Ireland’s economy has been shrinking over 2023 and will experience flatter growth for the next years, that’s according to new data from the EU.

The European Commission has publish its Autumn Economic Forecast this morning. It warns that the European economy “has lost momentum but a rebound is still expected”.

European Economy Commissioner, Paolo Gentiloni, said the outlook was “challenging”.

After performing better than much of Europe in recent years, Ireland now looks set to fall behind the curve.

Autumn Forecast, European Commission

“Following strong growth in 2022, GDP is expected to decline by 0.9% in 2023 amid developments
in multinational-dominated sectors and normalising domestic demand.
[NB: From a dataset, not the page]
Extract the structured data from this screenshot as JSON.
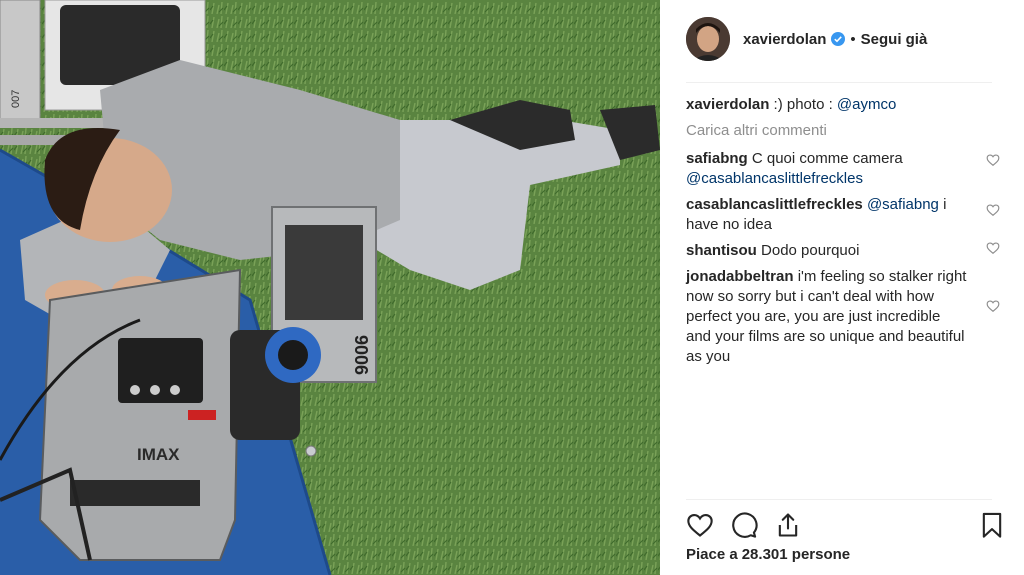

It is thereafter forecast to
pick up to 3.0% in 2024 and 3.4% in 2025. Following its peak of 8.1% in 2022, consumer price
inflation is set to moderate throughout 2024 and reach 2.1% in 2025. The government budget
surplus is projected to shrink in 2023 and 2024, before rebounding at around 1% of GDP in 2025.”

The particular international structure of Ireland’s modern economy makes it especially vulnerable to current economic headwinds, the European Commission warns.
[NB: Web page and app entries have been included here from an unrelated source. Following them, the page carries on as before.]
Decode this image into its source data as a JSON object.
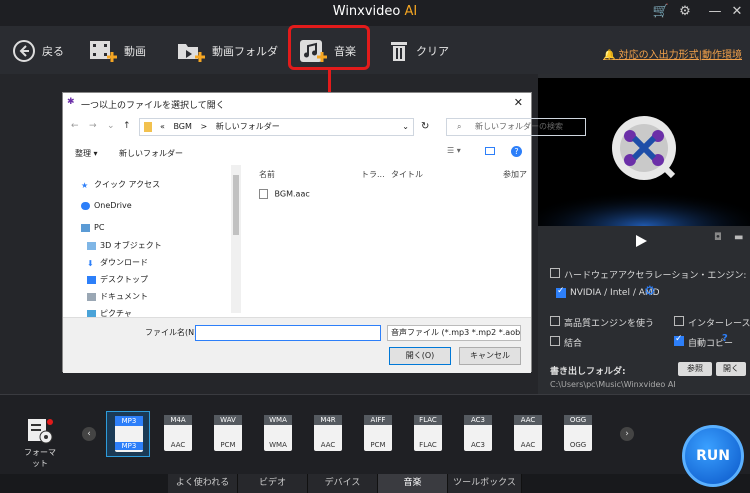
{
  "app": {
    "title_main": "Winxvideo",
    "title_accent": "AI"
  },
  "toolbar": {
    "back": "戻る",
    "video": "動画",
    "video_folder": "動画フォルダ",
    "music": "音楽",
    "clear": "クリア",
    "support_link": "対応の入出力形式|動作環境"
  },
  "dialog": {
    "title": "一つ以上のファイルを選択して開く",
    "breadcrumb": [
      "«",
      "BGM",
      ">",
      "新しいフォルダー"
    ],
    "search_placeholder": "新しいフォルダーの検索",
    "organize": "整理 ▾",
    "new_folder": "新しいフォルダー",
    "nav": [
      "クイック アクセス",
      "OneDrive",
      "PC",
      "3D オブジェクト",
      "ダウンロード",
      "デスクトップ",
      "ドキュメント",
      "ピクチャ"
    ],
    "columns": [
      "名前",
      "トラ...",
      "タイトル",
      "参加ア"
    ],
    "files": [
      "BGM.aac"
    ],
    "filename_label": "ファイル名(N):",
    "filename_value": "",
    "filetype": "音声ファイル (*.mp3 *.mp2 *.aob",
    "open_btn": "開く(O)",
    "cancel_btn": "キャンセル"
  },
  "panel": {
    "hw_accel": "ハードウェアアクセラレーション・エンジン:",
    "gpu": "NVIDIA / Intel / AMD",
    "hq_engine": "高品質エンジンを使う",
    "deinterlace": "インターレース解除",
    "merge": "結合",
    "auto_copy": "自動コピー",
    "output_folder_label": "書き出しフォルダ:",
    "browse": "参照",
    "open": "開く",
    "output_path": "C:\\Users\\pc\\Music\\Winxvideo AI"
  },
  "formats": [
    {
      "tag": "MP3",
      "sub": "MP3",
      "selected": true
    },
    {
      "tag": "M4A",
      "sub": "AAC"
    },
    {
      "tag": "WAV",
      "sub": "PCM"
    },
    {
      "tag": "WMA",
      "sub": "WMA"
    },
    {
      "tag": "M4R",
      "sub": "AAC"
    },
    {
      "tag": "AIFF",
      "sub": "PCM"
    },
    {
      "tag": "FLAC",
      "sub": "FLAC"
    },
    {
      "tag": "AC3",
      "sub": "AC3"
    },
    {
      "tag": "AAC",
      "sub": "AAC"
    },
    {
      "tag": "OGG",
      "sub": "OGG"
    }
  ],
  "format_label": "フォーマット",
  "tabs": [
    "よく使われる",
    "ビデオ",
    "デバイス",
    "音楽",
    "ツールボックス"
  ],
  "run": "RUN",
  "colors": {
    "accent": "#2d7ff9",
    "highlight": "#e21b1b",
    "orange": "#f5a623"
  }
}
Looking globally, China’s economy is slowing down and that is having a knock-on effect for Ireland, according to EU data.

“Germany and Ireland [are] exhibiting the largest trade exposure to China, reaching 6.8% and 6.4% of total exports in 2022. Measuring trade exposure as a share of economic output, exports destined directly to China make up only 1.5% of EU GDP, with Germany and Ireland again displaying the highest shares
(2.8% and 2.6%, respectively).”

During 2023, whilst real GDP increased in France, Spain, Belgium and Latvia, growth stagnated in Germany and Italy. “The decline in Ireland was even more pronounced, at 1.8%”.

Other significant findings for Ireland highlighted by the European Commission:

  • “Investment dynamics were very volatile across Member States in the first half of the year, with sharp declines in Ireland”
  • “Deficits remain high in many Member States. In 2023, 12 EU Member States are set to have a deficit greater than 3% of GDP. This number is expected to increase to 13 in 2025 based on the customary no-policy-change assumption, when all Member States but Cyprus and Ireland are projected to still have a headline budgetary position worse than in 2019, i.e. before the COVID-19 pandemic.”
  • Employment: “In the first half of the year, the highest increases in headcount employment were recorded in Estonia, Ireland and Spain compared to 2022-Q4 levels.”
  • House prices: “Since 2010, prices have doubled in Germany and the Netherlands, while Portugal, Ireland, Czechia, Austria, Luxembourg, Latvia, and Lithuania have seen even stronger price growth.